Because logging in and authenticating with AFS are distinct operations, you must both logout and unauthenticate (issue the unlog command to discard your tokens) when exiting an AFS session. Simply logging out does not necessarily destroy your tokens.
You can use the unlog command any time you want to unauthenticate, not just when logging out. For instance, it is a good practice to unauthenticate before leaving your machine unattended, to prevent other users from using your tokens during your absence. When you return to your machine, issue the aklog command to reauthenticate, as described in To Authenticate with AFS.
Do not issue the unlog command when you are running jobs that take a long time to complete, even if you are logging out. Such processes must have a token during the entire time they need authenticated access to AFS.
If you have tokens from multiple cells and want to discard only some of them, include the unlog command's -cell argument.
Issue the unlog command to discard your tokens:
% unlog -cell <
Omit the -cell argument to discard all of your tokens, or use it to name each cell for which to discard tokens. It is best to provide the full name of each cell (such as example.org or example.com).
You can issue the tokens command to verify that your tokens were destroyed, as in the following example.
% tokens Tokens held by the Cache Manager: --End of list--

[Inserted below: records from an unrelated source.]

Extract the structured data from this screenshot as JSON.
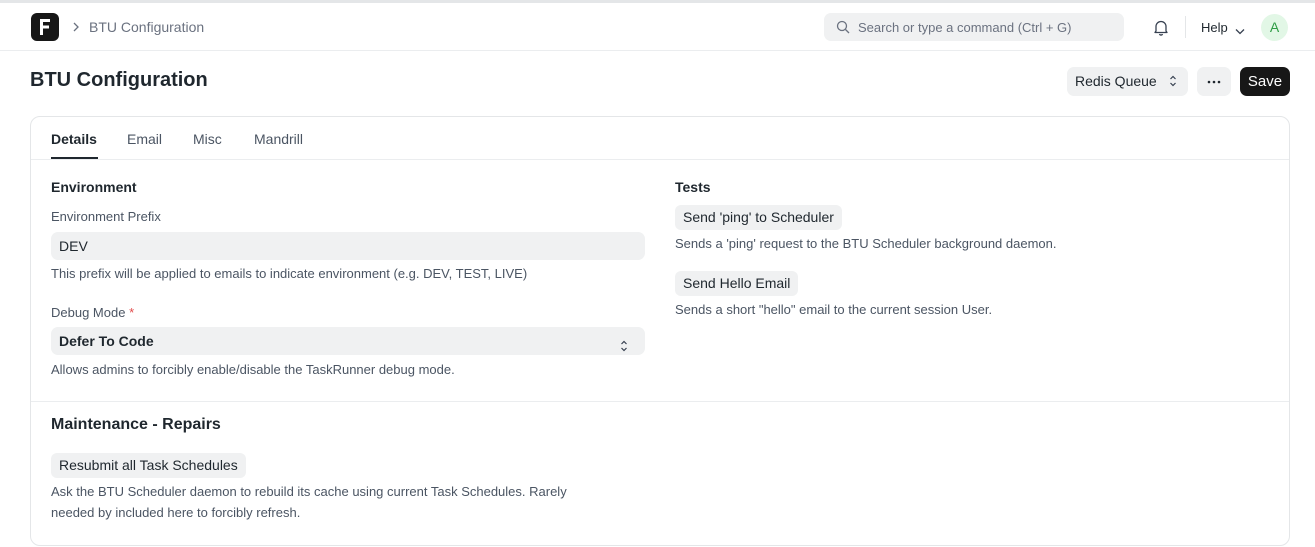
{
  "navbar": {
    "breadcrumb": "BTU Configuration",
    "search_placeholder": "Search or type a command (Ctrl + G)",
    "help_label": "Help",
    "avatar_initial": "A"
  },
  "header": {
    "title": "BTU Configuration",
    "queue_label": "Redis Queue",
    "save_label": "Save"
  },
  "tabs": [
    {
      "label": "Details",
      "active": true
    },
    {
      "label": "Email",
      "active": false
    },
    {
      "label": "Misc",
      "active": false
    },
    {
      "label": "Mandrill",
      "active": false
    }
  ],
  "environment": {
    "heading": "Environment",
    "prefix_label": "Environment Prefix",
    "prefix_value": "DEV",
    "prefix_desc": "This prefix will be applied to emails to indicate environment (e.g. DEV, TEST, LIVE)",
    "debug_label": "Debug Mode",
    "debug_required": "*",
    "debug_value": "Defer To Code",
    "debug_desc": "Allows admins to forcibly enable/disable the TaskRunner debug mode."
  },
  "tests": {
    "heading": "Tests",
    "ping_label": "Send 'ping' to Scheduler",
    "ping_desc": "Sends a 'ping' request to the BTU Scheduler background daemon.",
    "hello_label": "Send Hello Email",
    "hello_desc": "Sends a short \"hello\" email to the current session User."
  },
  "maintenance": {
    "heading": "Maintenance - Repairs",
    "resubmit_label": "Resubmit all Task Schedules",
    "resubmit_desc_line1": "Ask the BTU Scheduler daemon to rebuild its cache using current Task Schedules. Rarely",
    "resubmit_desc_line2": "needed by included here to forcibly refresh."
  },
  "colors": {
    "primary_button": "#171717",
    "control_bg": "#f0f1f2",
    "required": "#e24c4c",
    "avatar_bg": "#e2f7e6",
    "avatar_fg": "#2e9c44"
  },
  "icons": {
    "logo": "frappe-logo-icon",
    "breadcrumb_separator": "chevron-right-icon",
    "search": "search-icon",
    "notifications": "bell-icon",
    "help_dropdown": "chevron-down-icon",
    "queue_sort": "sort-icon",
    "more": "more-horizontal-icon",
    "select_caret": "select-caret-icon"
  }
}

In the following example, a user has tokens in both the accounting and marketing cells at her company. She discards the token for the acctg.example.com cell but keeps the token for the mktg.example.com cell.
% tokens Tokens held by the Cache Manager: User's (AFS ID 35) tokens for email@example.com [Expires Nov 10 22:30] User's (AFS ID 674) tokens for firstname.lastname@example.org [Expires Nov 10 18:44] --End of list-- % unlog -cell acctg.example.com % tokens Tokens held by the Cache Manager: User's (AFS ID 674) tokens for email@example.com [Expires Nov 10 18:44] --End of list--